• [Directions for this task] From the first line to the last, output the records exactly and drop any images.

Website and app data records:

▽

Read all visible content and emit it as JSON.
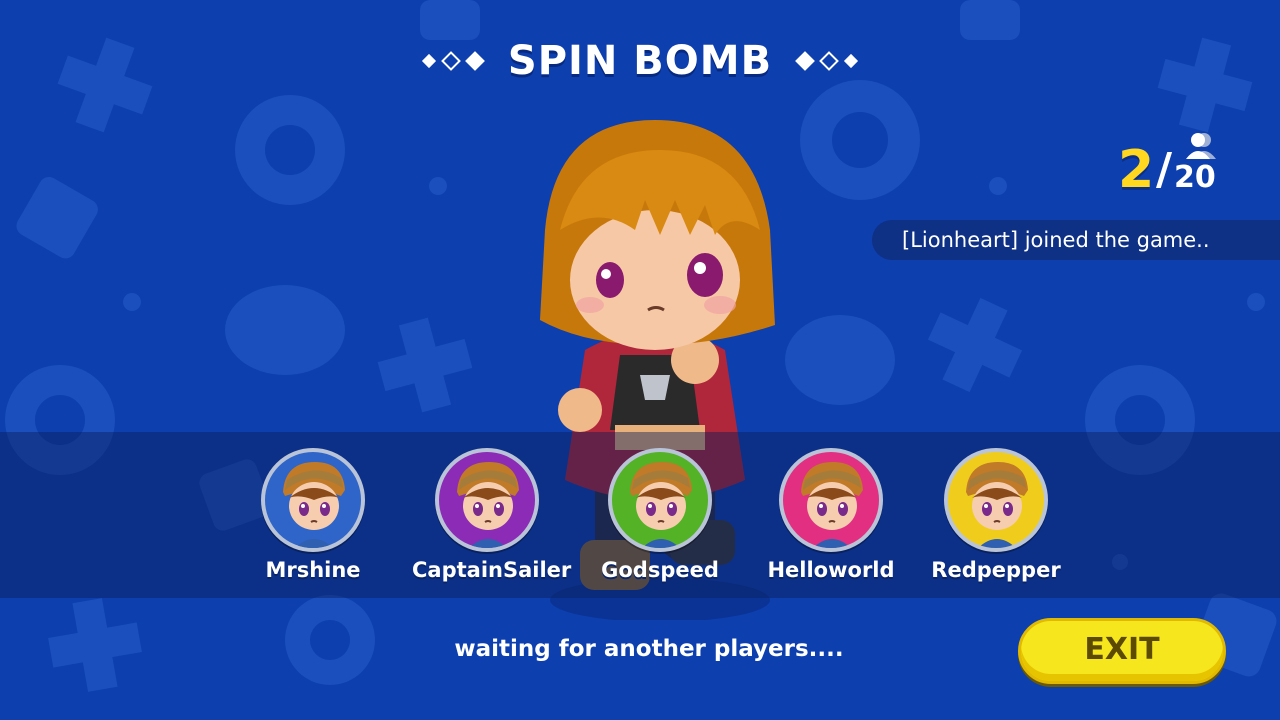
{
  "title": "SPIN BOMB",
  "player_count": {
    "current": "2",
    "separator": "/",
    "max": "20"
  },
  "notification": "[Lionheart] joined the game..",
  "players": [
    {
      "name": "Mrshine",
      "avatar_color": "#2f64c8"
    },
    {
      "name": "CaptainSailer",
      "avatar_color": "#8b2bb6"
    },
    {
      "name": "Godspeed",
      "avatar_color": "#53b225"
    },
    {
      "name": "Helloworld",
      "avatar_color": "#e22f82"
    },
    {
      "name": "Redpepper",
      "avatar_color": "#f0cd1c"
    }
  ],
  "status_text": "waiting for another players....",
  "exit_label": "EXIT",
  "icons": {
    "players_icon": "person-icon"
  },
  "colors": {
    "background": "#0d3fae",
    "accent": "#ffd81f",
    "exit_button": "#f6e61d"
  }
}
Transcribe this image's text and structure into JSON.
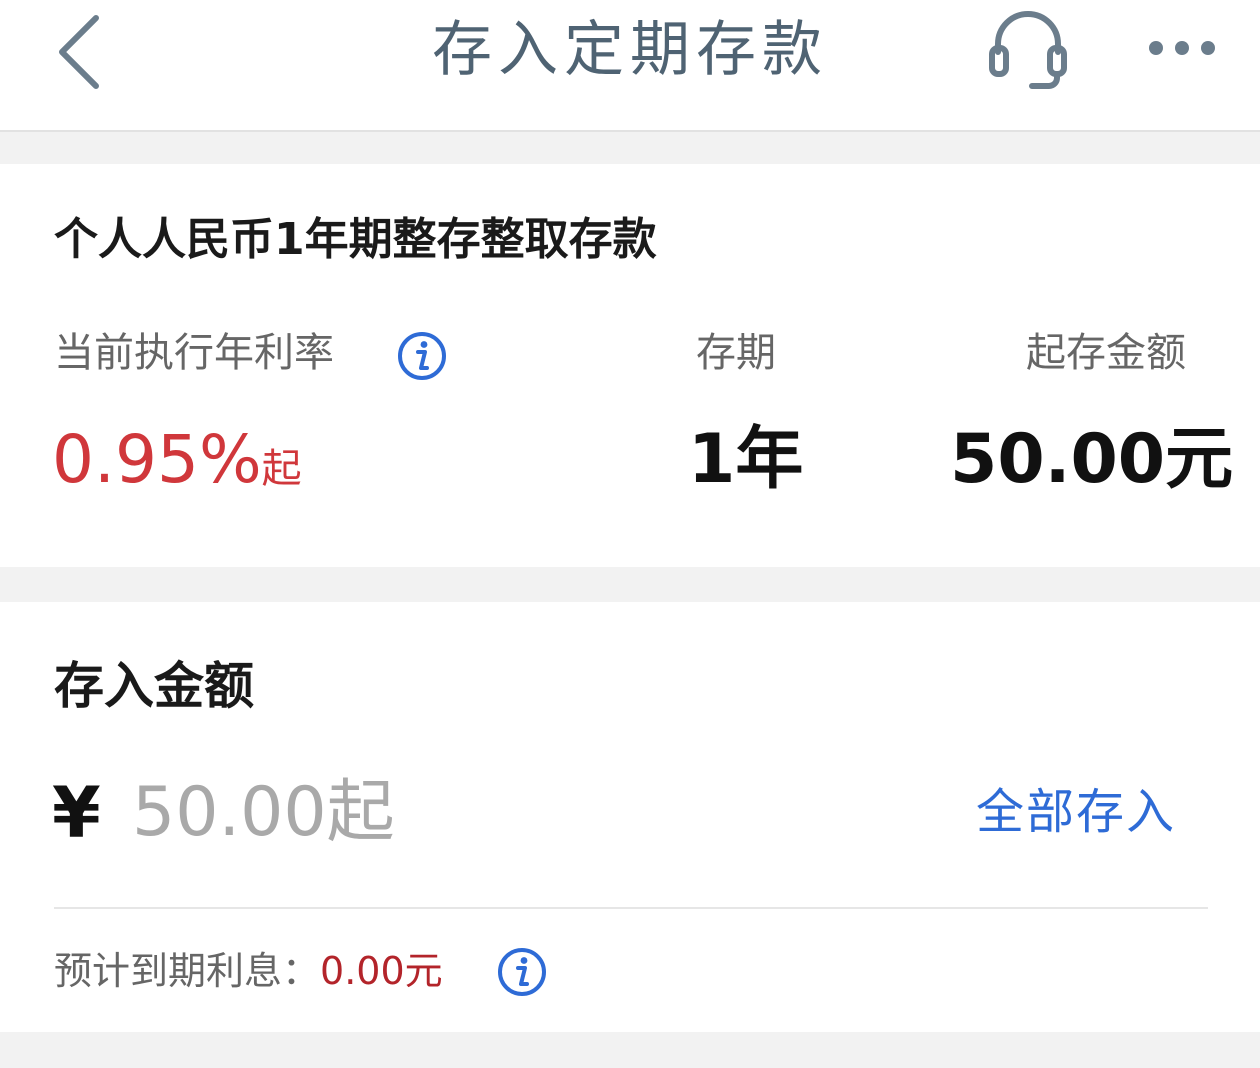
{
  "header": {
    "title": "存入定期存款",
    "back_icon": "chevron-left-icon",
    "service_icon": "headset-icon",
    "more_icon": "more-dots-icon",
    "icon_color": "#6b7d8c"
  },
  "product": {
    "name": "个人人民币1年期整存整取存款",
    "rate_label": "当前执行年利率",
    "rate_value": "0.95%",
    "rate_suffix": "起",
    "term_label": "存期",
    "term_value": "1年",
    "min_label": "起存金额",
    "min_value": "50.00元",
    "rate_color": "#d0373b"
  },
  "deposit": {
    "title": "存入金额",
    "currency_symbol": "¥",
    "amount_value": "",
    "amount_placeholder": "50.00起",
    "all_in_label": "全部存入",
    "interest_label": "预计到期利息：",
    "interest_value": "0.00元",
    "link_color": "#2e6bd6"
  }
}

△

• [Result below]
Read all visible content and emit it as JSON.
{
  "title": "SPIN BOMB",
  "player_count": {
    "current": "2",
    "separator": "/",
    "max": "20"
  },
  "notification": "[Lionheart] joined the game..",
  "players": [
    {
      "name": "Mrshine",
      "avatar_color": "#2f64c8"
    },
    {
      "name": "CaptainSailer",
      "avatar_color": "#8b2bb6"
    },
    {
      "name": "Godspeed",
      "avatar_color": "#53b225"
    },
    {
      "name": "Helloworld",
      "avatar_color": "#e22f82"
    },
    {
      "name": "Redpepper",
      "avatar_color": "#f0cd1c"
    }
  ],
  "status_text": "waiting for another players....",
  "exit_label": "EXIT",
  "icons": {
    "players_icon": "person-icon"
  },
  "colors": {
    "background": "#0d3fae",
    "accent": "#ffd81f",
    "exit_button": "#f6e61d"
  }
}
Transcribe this image's text and structure into JSON.
{
  "header": {
    "title": "存入定期存款",
    "back_icon": "chevron-left-icon",
    "service_icon": "headset-icon",
    "more_icon": "more-dots-icon",
    "icon_color": "#6b7d8c"
  },
  "product": {
    "name": "个人人民币1年期整存整取存款",
    "rate_label": "当前执行年利率",
    "rate_value": "0.95%",
    "rate_suffix": "起",
    "term_label": "存期",
    "term_value": "1年",
    "min_label": "起存金额",
    "min_value": "50.00元",
    "rate_color": "#d0373b"
  },
  "deposit": {
    "title": "存入金额",
    "currency_symbol": "¥",
    "amount_value": "",
    "amount_placeholder": "50.00起",
    "all_in_label": "全部存入",
    "interest_label": "预计到期利息：",
    "interest_value": "0.00元",
    "link_color": "#2e6bd6"
  }
}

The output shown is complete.